From the minute you walk in the back door to the Eighth Street Head Start site and climb the stairs, you hear the voices – happy, chattering, laughing children’s voices – filtering down from the play area above.
Normally, you might find these kids engaged in some game or lesson, but on Sept. 24, they had some special guests, including Hambo Tony, the horse mascot, and the management of Winners Bayonne, the city’s newest sports bar and off-track wagering facility. They had come to visit and deliver the first batch of backpacks that they had donated. Boy Scout Alex Gill had organized a campaign to fill.
Instead of playing with toys, these kids sat opening their backpacks, giggling over the contents that included pencils and notepads and other school supplies they needed. Winners Bayonne and its sister property, Meadowlands Racetrack, had donated 200 Hambletonian-themed backpacks to the Head Start program through Gill’s service project to become an Eagle Scout.
Head Start is a federal program launched in 1965 in an attempt to break the cycle of poverty by providing pre-school children from low-income families with a comprehensive program to meet their emotional, social, health, nutritional and psychological needs.
Along with its early childhood education program, Head Start kids receive breakfast and lunch. Started as one of the first programs in the nation in 1965, Bayonne Head Start shifted from location to location for many of its early years, and eventually developed three permanent sites to accommodate 160 children.
“These are some of the neediest children in the city,” said Ana Quintela, executive director of the Bayonne Economic Opportunity Foundation, which oversees Head Start in Bayonne.
Winners Bayonne, located at 400 Route 440 North, opened to the public on July 17. The venue is the first off-track wagering facility to be built and operated by Jeff Gural’s New Meadowlands Racetrack LLC.
Ironically, some of the contents in the backpacks had a New York Yankees logo; Robert Kowalski, director of Winners Bayonne spent ten years in the New York Mets organization, before moving onto Las Vegas where he ran two casinos for eight years, returning to the east to take on the chores of operating this facility in Bayonne.
Winners Bayonne and Alex’s eagle project came together quite by accident as both approached Quintela about what they could do to help the kids.
“Winners donated backpacks and coloring books,” Quintela said. “Alex went and got the rest of the things to put inside.”
These came from a variety of sources, local business and community partners. Alex said he got a lot of donations through local churches.
“We wanted to make sure the children from Head Start were taken care of first,” Quintela said. “Last year not all of them did.”

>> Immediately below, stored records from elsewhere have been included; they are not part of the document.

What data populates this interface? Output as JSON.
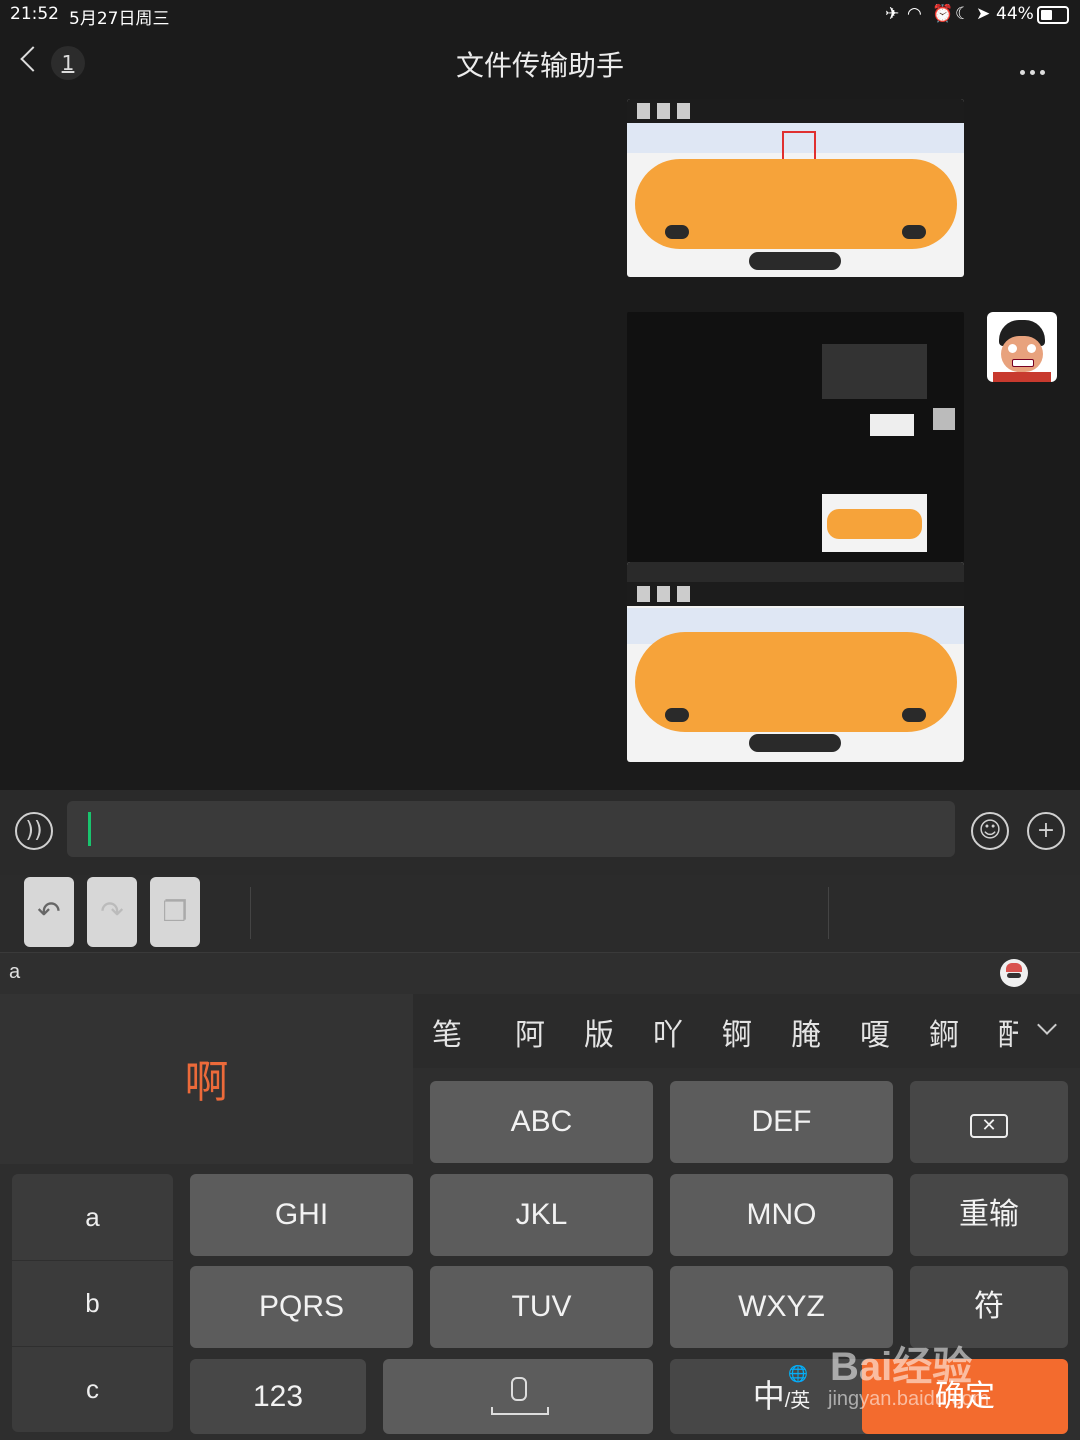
{
  "status": {
    "time": "21:52",
    "date": "5月27日周三",
    "battery": "44%"
  },
  "nav": {
    "back_count": "1",
    "title": "文件传输助手"
  },
  "input": {
    "placeholder": ""
  },
  "pinyin": {
    "text": "a"
  },
  "preview": {
    "char": "啊"
  },
  "candidates": [
    "笔",
    "阿",
    "版",
    "吖",
    "锕",
    "腌",
    "嗄",
    "錒",
    "酐"
  ],
  "keys": {
    "abc": "ABC",
    "def": "DEF",
    "ghi": "GHI",
    "jkl": "JKL",
    "mno": "MNO",
    "pqrs": "PQRS",
    "tuv": "TUV",
    "wxyz": "WXYZ",
    "reenter": "重输",
    "symbol": "符",
    "num": "123",
    "lang_main": "中",
    "lang_sub": "/英",
    "enter": "确定"
  },
  "left_col": [
    "a",
    "b",
    "c"
  ],
  "watermark": {
    "brand": "Bai经验",
    "url": "jingyan.baidu.com"
  },
  "colors": {
    "accent": "#f36b2e",
    "caret": "#19c46e",
    "preview": "#ec6a3a"
  }
}
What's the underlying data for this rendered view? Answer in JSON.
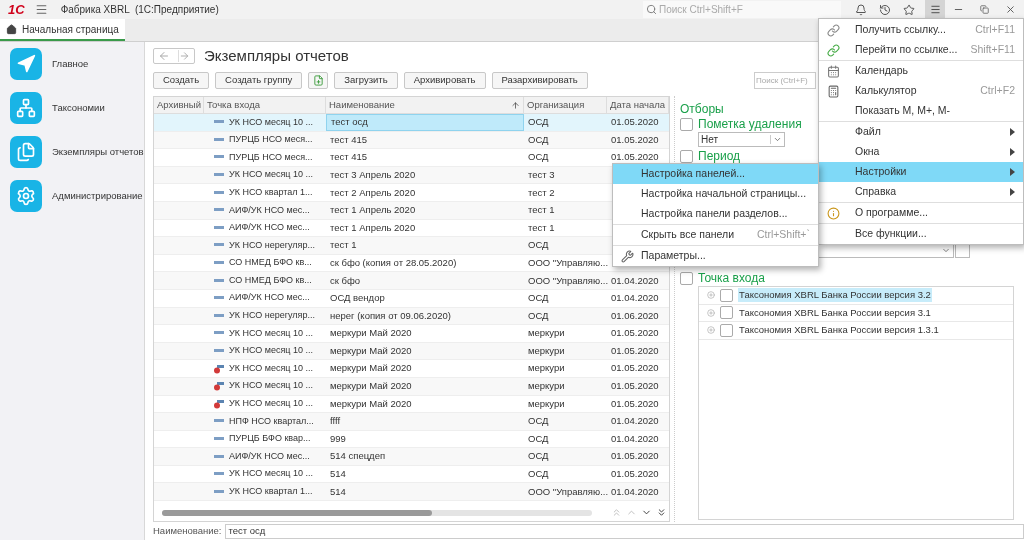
{
  "app_bar": {
    "logo": "1С",
    "title": "Фабрика XBRL  (1С:Предприятие)",
    "search": {
      "placeholder": "Поиск Ctrl+Shift+F"
    }
  },
  "tabs": [
    {
      "label": "Начальная страница",
      "selected": true
    }
  ],
  "sidebar": {
    "items": [
      {
        "label": "Главное",
        "kind": "main"
      },
      {
        "label": "Таксономии",
        "kind": "taxonomy"
      },
      {
        "label": "Экземпляры отчетов",
        "kind": "reports"
      },
      {
        "label": "Администрирование",
        "kind": "admin"
      }
    ]
  },
  "form": {
    "title": "Экземпляры отчетов",
    "toolbar": [
      {
        "label": "Создать",
        "kind": "text"
      },
      {
        "label": "Создать группу",
        "kind": "text"
      },
      {
        "kind": "icon"
      },
      {
        "label": "Загрузить",
        "kind": "text"
      },
      {
        "label": "Архивировать",
        "kind": "text"
      },
      {
        "label": "Разархивировать",
        "kind": "text"
      }
    ],
    "search": {
      "placeholder": "Поиск (Ctrl+F)"
    },
    "table": {
      "columns": [
        "Архивный",
        "Точка входа",
        "Наименование",
        "Организация",
        "Дата начала"
      ],
      "rows": [
        {
          "entry": "УК НСО месяц 10 ...",
          "name": "тест осд",
          "org": "ОСД",
          "date": "01.05.2020",
          "selected": true,
          "marked": false
        },
        {
          "entry": "ПУРЦБ НСО меся...",
          "name": "тест 415",
          "org": "ОСД",
          "date": "01.05.2020",
          "selected": false,
          "marked": false
        },
        {
          "entry": "ПУРЦБ НСО меся...",
          "name": "тест 415",
          "org": "ОСД",
          "date": "01.05.2020",
          "selected": false,
          "marked": false
        },
        {
          "entry": "УК НСО месяц 10 ...",
          "name": "тест 3 Апрель 2020",
          "org": "тест 3",
          "selected": false,
          "marked": false
        },
        {
          "entry": "УК НСО квартал 1...",
          "name": "тест 2 Апрель 2020",
          "org": "тест 2",
          "selected": false,
          "marked": false
        },
        {
          "entry": "АИФ/УК НСО мес...",
          "name": "тест 1  Апрель 2020",
          "org": "тест 1",
          "selected": false,
          "marked": false
        },
        {
          "entry": "АИФ/УК НСО мес...",
          "name": "тест 1  Апрель 2020",
          "org": "тест 1",
          "selected": false,
          "marked": false
        },
        {
          "entry": "УК НСО нерегуляр...",
          "name": "тест 1",
          "org": "ОСД",
          "selected": false,
          "marked": false
        },
        {
          "entry": "СО НМЕД БФО кв...",
          "name": "ск бфо  (копия от 28.05.2020)",
          "org": "ООО \"Управляю...",
          "selected": false,
          "marked": false
        },
        {
          "entry": "СО НМЕД БФО кв...",
          "name": "ск бфо",
          "org": "ООО \"Управляю...",
          "date": "01.04.2020",
          "selected": false,
          "marked": false
        },
        {
          "entry": "АИФ/УК НСО мес...",
          "name": "ОСД вендор",
          "org": "ОСД",
          "date": "01.04.2020",
          "selected": false,
          "marked": false
        },
        {
          "entry": "УК НСО нерегуляр...",
          "name": "нерег (копия от 09.06.2020)",
          "org": "ОСД",
          "date": "01.06.2020",
          "selected": false,
          "marked": false
        },
        {
          "entry": "УК НСО месяц 10 ...",
          "name": "меркури Май 2020",
          "org": "меркури",
          "date": "01.05.2020",
          "selected": false,
          "marked": false
        },
        {
          "entry": "УК НСО месяц 10 ...",
          "name": "меркури Май 2020",
          "org": "меркури",
          "date": "01.05.2020",
          "selected": false,
          "marked": false
        },
        {
          "entry": "УК НСО месяц 10 ...",
          "name": "меркури Май 2020",
          "org": "меркури",
          "date": "01.05.2020",
          "selected": false,
          "marked": true
        },
        {
          "entry": "УК НСО месяц 10 ...",
          "name": "меркури Май 2020",
          "org": "меркури",
          "date": "01.05.2020",
          "selected": false,
          "marked": true
        },
        {
          "entry": "УК НСО месяц 10 ...",
          "name": "меркури Май 2020",
          "org": "меркури",
          "date": "01.05.2020",
          "selected": false,
          "marked": true
        },
        {
          "entry": "НПФ НСО квартал...",
          "name": "ffff",
          "org": "ОСД",
          "date": "01.04.2020",
          "selected": false,
          "marked": false
        },
        {
          "entry": "ПУРЦБ БФО квар...",
          "name": "999",
          "org": "ОСД",
          "date": "01.04.2020",
          "selected": false,
          "marked": false
        },
        {
          "entry": "АИФ/УК НСО мес...",
          "name": "514 спецдеп",
          "org": "ОСД",
          "date": "01.05.2020",
          "selected": false,
          "marked": false
        },
        {
          "entry": "УК НСО месяц 10 ...",
          "name": "514",
          "org": "ОСД",
          "date": "01.05.2020",
          "selected": false,
          "marked": false
        },
        {
          "entry": "УК НСО квартал 1...",
          "name": "514",
          "org": "ООО \"Управляю...",
          "date": "01.04.2020",
          "selected": false,
          "marked": false
        }
      ]
    },
    "name_field": {
      "label": "Наименование:",
      "value": "тест осд"
    },
    "filters": {
      "title": "Отборы",
      "items": [
        {
          "label": "Пометка удаления",
          "checked": false,
          "value": "Нет"
        },
        {
          "label": "Период",
          "checked": false
        },
        {
          "label": "Точка входа",
          "checked": false
        }
      ],
      "tree": [
        {
          "label": "Таксономия XBRL Банка России версия 3.2",
          "checked": false,
          "selected": true
        },
        {
          "label": "Таксономия XBRL Банка России версия 3.1",
          "checked": false,
          "selected": false
        },
        {
          "label": "Таксономия XBRL Банка России версия 1.3.1",
          "checked": false,
          "selected": false
        }
      ]
    }
  },
  "main_menu": {
    "sections": [
      [
        {
          "label": "Получить ссылку...",
          "shortcut": "Ctrl+F11",
          "kind": "link",
          "submenu": false,
          "selected": false
        },
        {
          "label": "Перейти по ссылке...",
          "shortcut": "Shift+F11",
          "kind": "link-go",
          "submenu": false,
          "selected": false
        }
      ],
      [
        {
          "label": "Календарь",
          "kind": "calendar",
          "submenu": false,
          "selected": false
        },
        {
          "label": "Калькулятор",
          "shortcut": "Ctrl+F2",
          "kind": "calculator",
          "submenu": false,
          "selected": false
        },
        {
          "label": "Показать М, М+, М-",
          "kind": "plain",
          "submenu": false,
          "selected": false
        }
      ],
      [
        {
          "label": "Файл",
          "kind": "plain",
          "submenu": true,
          "selected": false
        },
        {
          "label": "Окна",
          "kind": "plain",
          "submenu": true,
          "selected": false
        },
        {
          "label": "Настройки",
          "kind": "plain",
          "submenu": true,
          "selected": true
        },
        {
          "label": "Справка",
          "kind": "plain",
          "submenu": true,
          "selected": false
        }
      ],
      [
        {
          "label": "О программе...",
          "kind": "info",
          "submenu": false,
          "selected": false
        }
      ],
      [
        {
          "label": "Все функции...",
          "kind": "plain",
          "submenu": false,
          "selected": false
        }
      ]
    ]
  },
  "settings_menu": {
    "sections": [
      [
        {
          "label": "Настройка панелей...",
          "kind": "plain",
          "selected": true
        },
        {
          "label": "Настройка начальной страницы...",
          "kind": "plain",
          "selected": false
        },
        {
          "label": "Настройка панели разделов...",
          "kind": "plain",
          "selected": false
        }
      ],
      [
        {
          "label": "Скрыть все панели",
          "kind": "plain",
          "shortcut": "Ctrl+Shift+`",
          "selected": false
        }
      ],
      [
        {
          "label": "Параметры...",
          "kind": "wrench",
          "selected": false
        }
      ]
    ]
  }
}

“We met with Ana to see if there was some way we could get involved in the community,” Kowlaski said. “She has been instrumental in connecting us to different projects in Bayonne – and hooked us up with Alex.”
“These are some of the neediest children in the city.” — Ana Quintela
A place to gather and make noise?
Kowlaski the off track wagering facility is very interested in making community connections. But it also has hopes of becoming a social center for local youth, and he has been very active in getting the word out about the facility.
Branded as a sports bar with action, the 25,000 square-foot venue boasts two large simulcast areas, a VIP room, a 38-seat bar, and a full-service restaurant operated by McLoone’s. With more than 150 television screens, the facility aims to please horseplayers and sports fans alike.
“I can’t hand out enough business cards to people right now, getting them to know about what we offer and where we’re located,” he said, saying that these facilities differ from place to place, and he wanted the Bayonne facility to reflect this area. “I wanted it to look good. I wanted it to look modern. I wanted it to look Vegas, but not too much. I wanted it open and with McLoone’s bar, I think I found exactly what I was looking for.”
He said the Woodbridge facility tends to have “a library feel,” where people sit down and bet and it is relatively quiet.
“That’s good for them,” he said. “That’s their business model and it works. I want a party. I want noise. I want to hear people shouting, and cheering and yelling and rooting for which ever horse they bet on. I want it loud and if its not loud, something is wrong.”
But he said he doesn’t want people to think of Winners Bayonne as an exclusive club, but a place where young people can come.
“This is a place for the young of Hudson County to come to, a place filled with music and noise,” he said, noting that DJ music may be in the future. “I think of our facility as a work in progress,” he said.